Use of a high efficiency heat pump instead of a gas furnace for home heating can reduce primary energy use and lower carbon dioxide (CO2) emission in the main cities in the Southwest region, according to a new report from the Southwest Energy Efficiency Project (SWEEP). The report also shows that a ductless heat pump system is very cost effective in new homes compared to using a conventional gas furnace and central air conditioner. However, given the relatively low cost of natural gas in most locations, installing a heat pump in an existing home is not cost effective for the home owner at this time without a sizable financial incentive.
"Ductless heat pumps have improved significantly in the last five years, making them a practical choice even in colder climates such as Denver’s. By eliminating the need for ducts, they help reduce the initial costs compared to more traditional heating and cooling systems. They also significantly reduce annual energy consumption and greenhouse gas emissions," explains Neil Kolwey, SWEEP Industrial program director and co-author of the report.
The report also examines whether installing a heat pump water heater (HPWH) is cost effective, and whether it would reduce primary energy consumption and CO2 emissions compared to using a gas-fired water heater. The study finds that a HPWH provides large energy savings and CO2 emissions reductions, but is not yet cost effective for the home owner. However, utility or other financial incentives could help overcome this hurdle.
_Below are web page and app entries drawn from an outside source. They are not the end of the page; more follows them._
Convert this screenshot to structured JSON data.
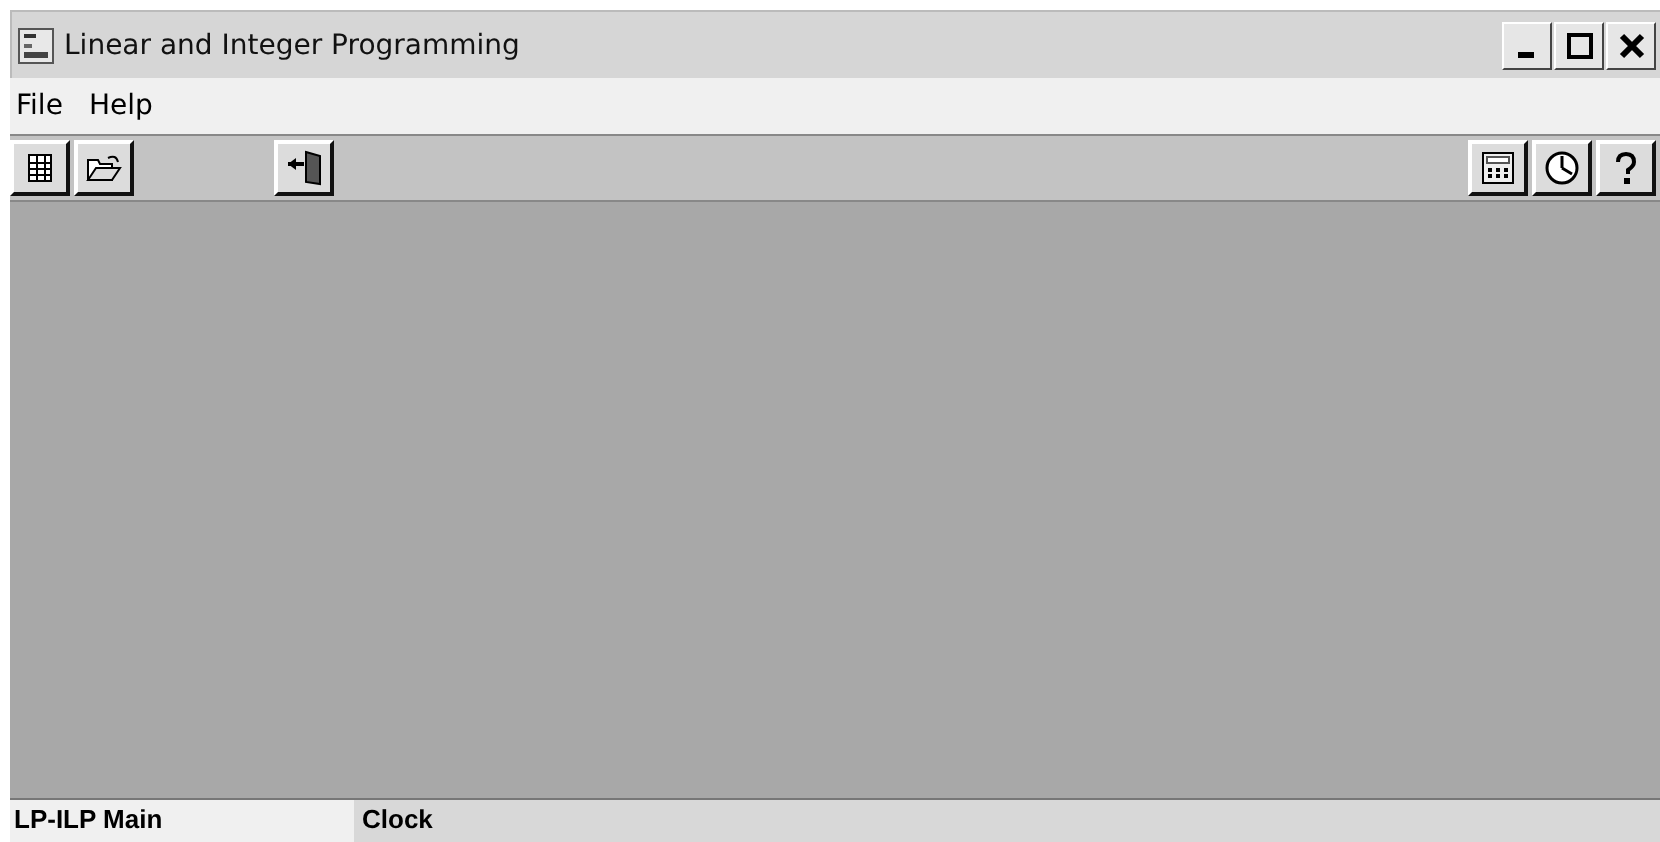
{
  "window": {
    "title": "Linear and Integer Programming"
  },
  "menu": [
    "File",
    "Help"
  ],
  "status_bar": [
    "LP-ILP Main",
    "Clock"
  ]
}
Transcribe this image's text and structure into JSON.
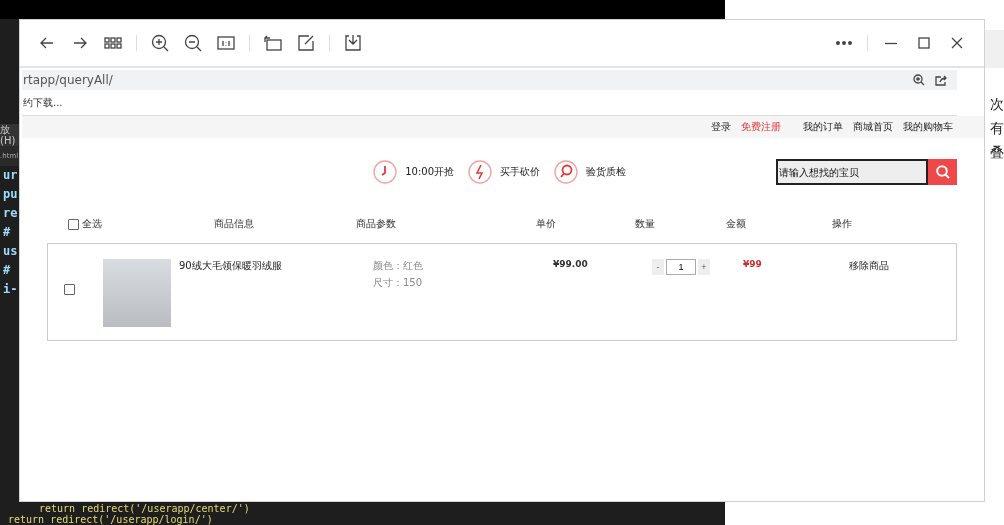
{
  "background": {
    "editor_menu": "放(H)",
    "editor_tab": ".html",
    "code_fragments": [
      "ur",
      "pu",
      "re",
      "#",
      "us",
      "#",
      "i-"
    ],
    "code_lines": [
      "return redirect('/userapp/center/')",
      "return redirect('/userapp/login/')"
    ],
    "document_fragments": [
      "次",
      "有",
      "叠"
    ]
  },
  "browser": {
    "address": "rtapp/queryAll/",
    "bookmark": "约下载..."
  },
  "top_nav": [
    {
      "label": "登录",
      "highlighted": false
    },
    {
      "label": "免费注册",
      "highlighted": true
    },
    {
      "label": "我的订单",
      "highlighted": false
    },
    {
      "label": "商城首页",
      "highlighted": false
    },
    {
      "label": "我的购物车",
      "highlighted": false
    }
  ],
  "features": [
    {
      "kind": "clock",
      "label": "10:00开抢"
    },
    {
      "kind": "bolt",
      "label": "买手砍价"
    },
    {
      "kind": "search",
      "label": "验货质检"
    }
  ],
  "search": {
    "placeholder": "请输入想找的宝贝"
  },
  "cart": {
    "select_all": {
      "label": "全选",
      "checked": false
    },
    "columns": [
      "商品信息",
      "商品参数",
      "单价",
      "数量",
      "金额",
      "操作"
    ],
    "items": [
      {
        "checked": false,
        "name": "90绒大毛领保暖羽绒服",
        "params": [
          "颜色：红色",
          "尺寸：150"
        ],
        "price": "¥99.00",
        "minus": "-",
        "quantity": "1",
        "plus": "+",
        "amount": "¥99",
        "action": "移除商品"
      }
    ]
  }
}
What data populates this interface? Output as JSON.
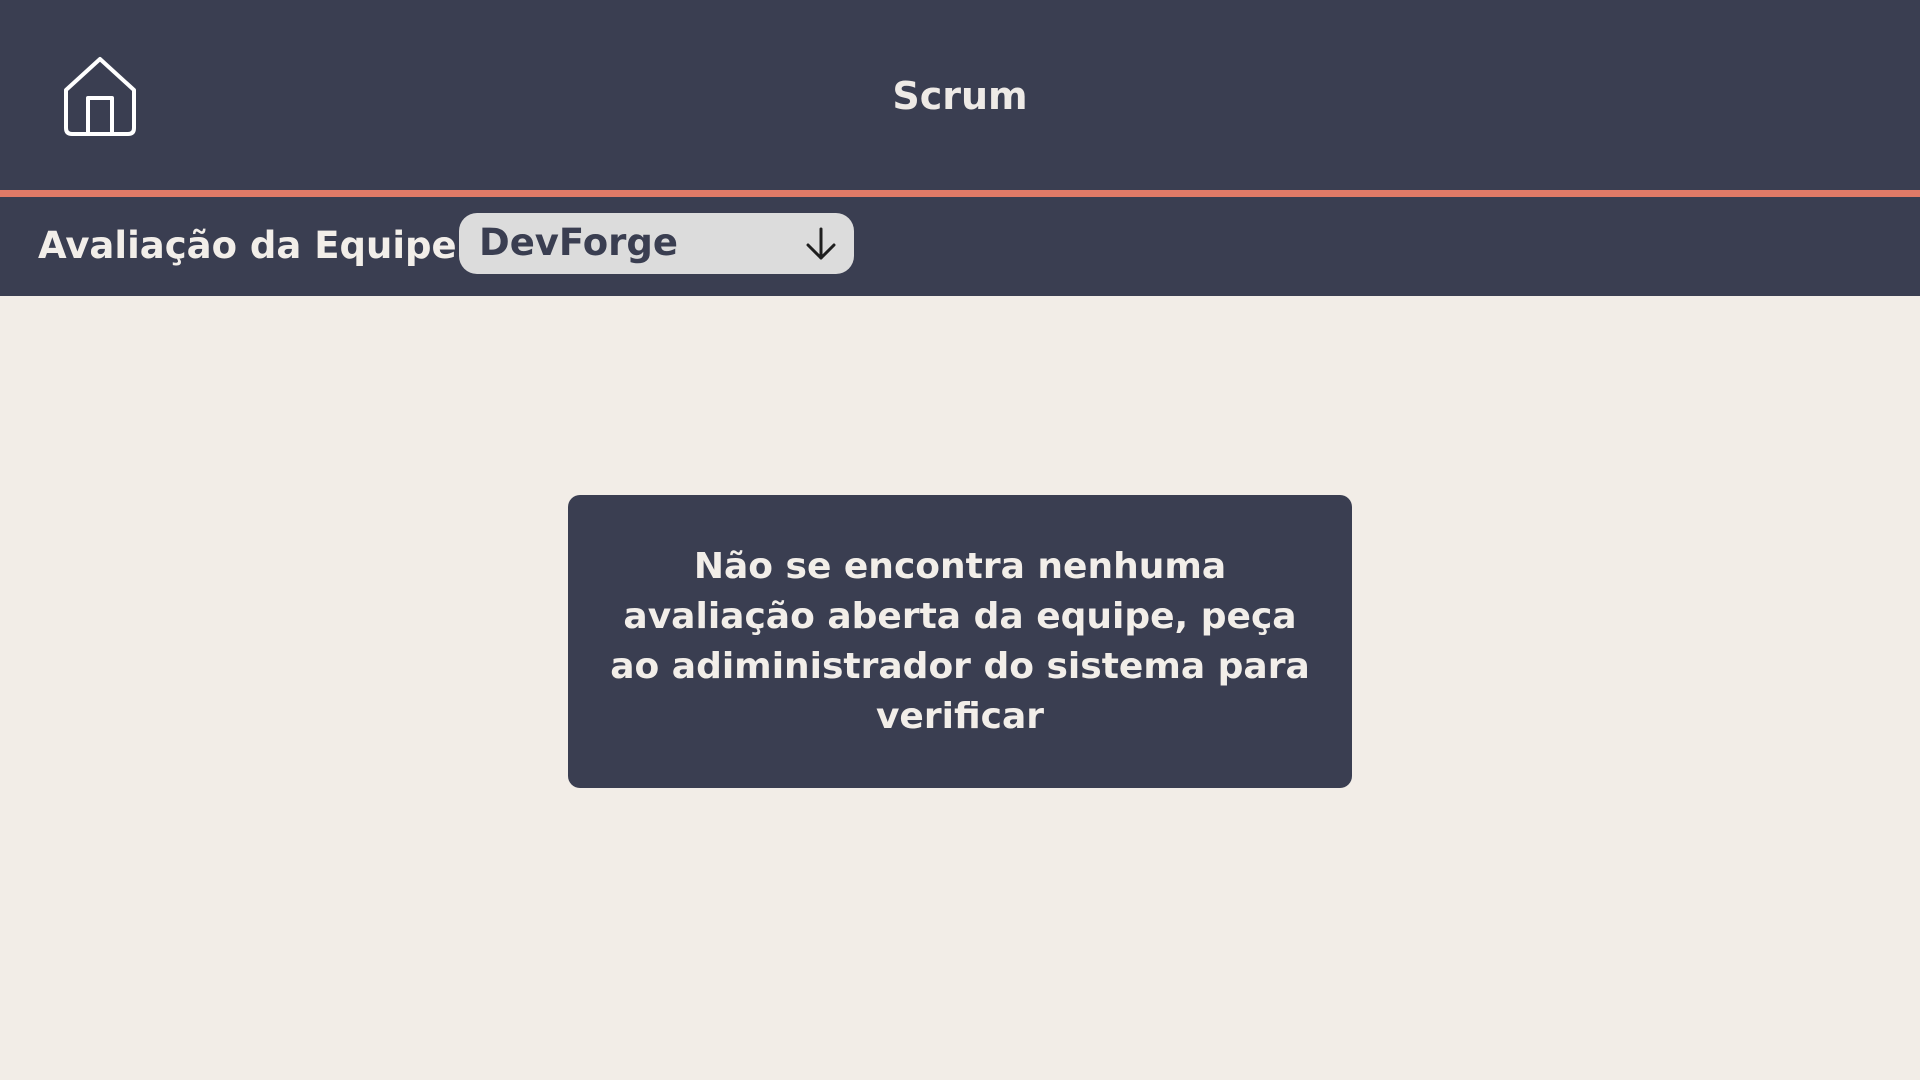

"Heat pumps and HPWHs have improved in energy efficiency and cold-climate performance in recent years," said Howard Geller, SWEEP’s Executive Director and report co-author. "And given that electricity generation in the Southwest is rapidly becoming less carbon-intensive, heat pumps and HPWHs are one strategy to help cities and states achieve their climate goals."
The new report also reviews experience in the Southwest and around the country promoting heat pumps and HPWHs, and provides recommendations to policymakers and utilities in the Southwest.
About SWEEP: The Southwest Energy Efficiency Project (SWEEP) is a public-interest organization promoting greater energy efficiency in Arizona, Colorado, Nevada, New Mexico, Utah, and Wyoming. www.swenergy.org